Rodd Sopp, advertising manager of Arena and The Face, suggested that male readers enjoyed the magazine's "vicarious laddishness".
"I've been told it has already become a bible for young lads.It's all very well for me to see a picture of a woman in her underwear and say `oh my God', but out on the football terraces they'll go `whoooaarr'."
First impressions of Loaded's chaotic offices and its wall-to-wall "babe" posters might suggest so. But according to 29-year-old editor James Brown, the reason for the magazine's phenomenal success is that Loaded Man was always there in the first place.
Half an hour late for the interview, his crumpled, hungover appearance lives up to his maxim that Loaded is written for people who like the things he does; people, he says, who have been ignored by publishers.
"Before, there wasn't a magazine for them," he says. "They read Viz for laughs, or Arena for clothes, or NME or Shoot, but there was nothing that put all those things together."
The acquisitive, New Man images of the Eighties, he says, did not seem relevant to his life. "Men's magazines before Loaded were all about improving yourself... But this magazine isn't sending men backwards," he adds, vehemently. "Men were always like this."
And it is women, whom Loaded has been accused of exploiting and alienating, he says, who understand that.
"Women aren't surprised by Loaded. Women know what men are like and it doesn't matter what all the intellectual columns say because they don't affect people's real lives."
Brown admits the "visual, sexual" content of the magazine may offend. But he adds that many women love its humour and irreverence.
"They are tired of being patronised by women's magazines, which are absolutely obsessed with the physicality of sex," he said. "They make you think there's something wrong with you. Or they say `don't worry, you're not the only one who doesn't have a clitoris'. We just say `let's have a good time'."
As long as it's in a spandex bikini? To be fair, January's issue featured an article by comedienne Jenny Eclair on judging "Mr Phwooar '94", in which she rampages lecherously through a male beauty contest, salivating over a man with the "thighs of a shaved bison". February's edition features Jimmy White, tabloid hero snooker player, and story about a night in a kebab shop.
Brown is aware that other magazines are chasing Loaded's success. He is scathing about one, which he accuses of "copying", adding that Loaded is the only magazine that is "honest" about its representation of women."Those images were prevalent in existingmagazines but weren't presented in an honest way. It was like `this is art', or `this is fashion'. Why don't we be more honest about it?"
Messrs Wisbey, Kelly and Sopp, perhaps predictably, express doubts as to how long the joke can last. But Brown is aiming for sales of 300,000, like Marie Claire, his unlikely IPC stablemate. Boys will be boys, he says, so deal with it. "Someone wrote in Campaign that men's magazines tell me what I should be, but Loaded, unfortunately, tells me how I am. I liked that."
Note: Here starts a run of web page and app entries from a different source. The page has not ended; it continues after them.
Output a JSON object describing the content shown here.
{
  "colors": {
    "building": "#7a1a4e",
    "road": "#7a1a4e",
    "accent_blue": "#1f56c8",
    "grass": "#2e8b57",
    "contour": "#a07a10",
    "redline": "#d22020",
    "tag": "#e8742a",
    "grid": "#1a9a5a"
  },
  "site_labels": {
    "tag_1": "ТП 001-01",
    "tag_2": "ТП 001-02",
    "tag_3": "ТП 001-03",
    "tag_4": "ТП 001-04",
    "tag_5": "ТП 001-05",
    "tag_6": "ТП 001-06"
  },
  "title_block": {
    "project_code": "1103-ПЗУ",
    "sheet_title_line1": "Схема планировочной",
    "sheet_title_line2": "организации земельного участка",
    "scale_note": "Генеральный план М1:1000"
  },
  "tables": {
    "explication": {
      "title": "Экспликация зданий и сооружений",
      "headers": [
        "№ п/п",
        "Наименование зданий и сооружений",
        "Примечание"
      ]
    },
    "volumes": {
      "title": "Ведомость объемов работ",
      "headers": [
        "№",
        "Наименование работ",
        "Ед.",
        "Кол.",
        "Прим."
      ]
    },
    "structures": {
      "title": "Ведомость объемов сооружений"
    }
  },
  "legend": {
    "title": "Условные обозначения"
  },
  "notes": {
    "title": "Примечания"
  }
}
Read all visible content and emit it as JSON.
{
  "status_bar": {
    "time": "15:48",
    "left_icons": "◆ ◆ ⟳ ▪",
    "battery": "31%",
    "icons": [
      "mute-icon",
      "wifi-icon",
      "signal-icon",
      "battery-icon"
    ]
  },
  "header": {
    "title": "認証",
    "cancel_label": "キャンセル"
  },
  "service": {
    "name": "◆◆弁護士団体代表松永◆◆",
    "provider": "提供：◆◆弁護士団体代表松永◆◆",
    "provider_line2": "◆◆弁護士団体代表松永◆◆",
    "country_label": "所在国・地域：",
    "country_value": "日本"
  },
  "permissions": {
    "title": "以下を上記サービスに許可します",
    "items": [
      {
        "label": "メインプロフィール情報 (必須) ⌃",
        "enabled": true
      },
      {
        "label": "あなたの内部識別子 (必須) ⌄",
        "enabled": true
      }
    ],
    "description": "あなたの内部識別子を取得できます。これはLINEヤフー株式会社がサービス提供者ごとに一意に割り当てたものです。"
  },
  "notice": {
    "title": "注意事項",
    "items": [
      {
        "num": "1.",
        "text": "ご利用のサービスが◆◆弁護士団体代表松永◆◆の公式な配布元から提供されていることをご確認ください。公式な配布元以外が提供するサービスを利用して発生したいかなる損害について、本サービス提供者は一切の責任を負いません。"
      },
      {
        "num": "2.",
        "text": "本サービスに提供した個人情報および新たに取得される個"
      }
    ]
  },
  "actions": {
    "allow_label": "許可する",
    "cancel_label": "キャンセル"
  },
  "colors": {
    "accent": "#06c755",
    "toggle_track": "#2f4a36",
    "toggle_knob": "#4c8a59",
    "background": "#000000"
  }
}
L A D S P E A K Babe/Megababe Top crumpet Stunna Woman of exceptionally pleasing appearance Corking Stonking The dog's bollox Terms denoting excellence Bunch of arse Bag o' shite Expression of disapproval Gagging for Expression of intense desire Trolleyed Mullered Bladdered Having consumed excessive amounts of alcohol To shark To pull To box off with To attract a person with whom a sort of relationship may ensue Shagging Sexual intercourse To bin To terminate a relationship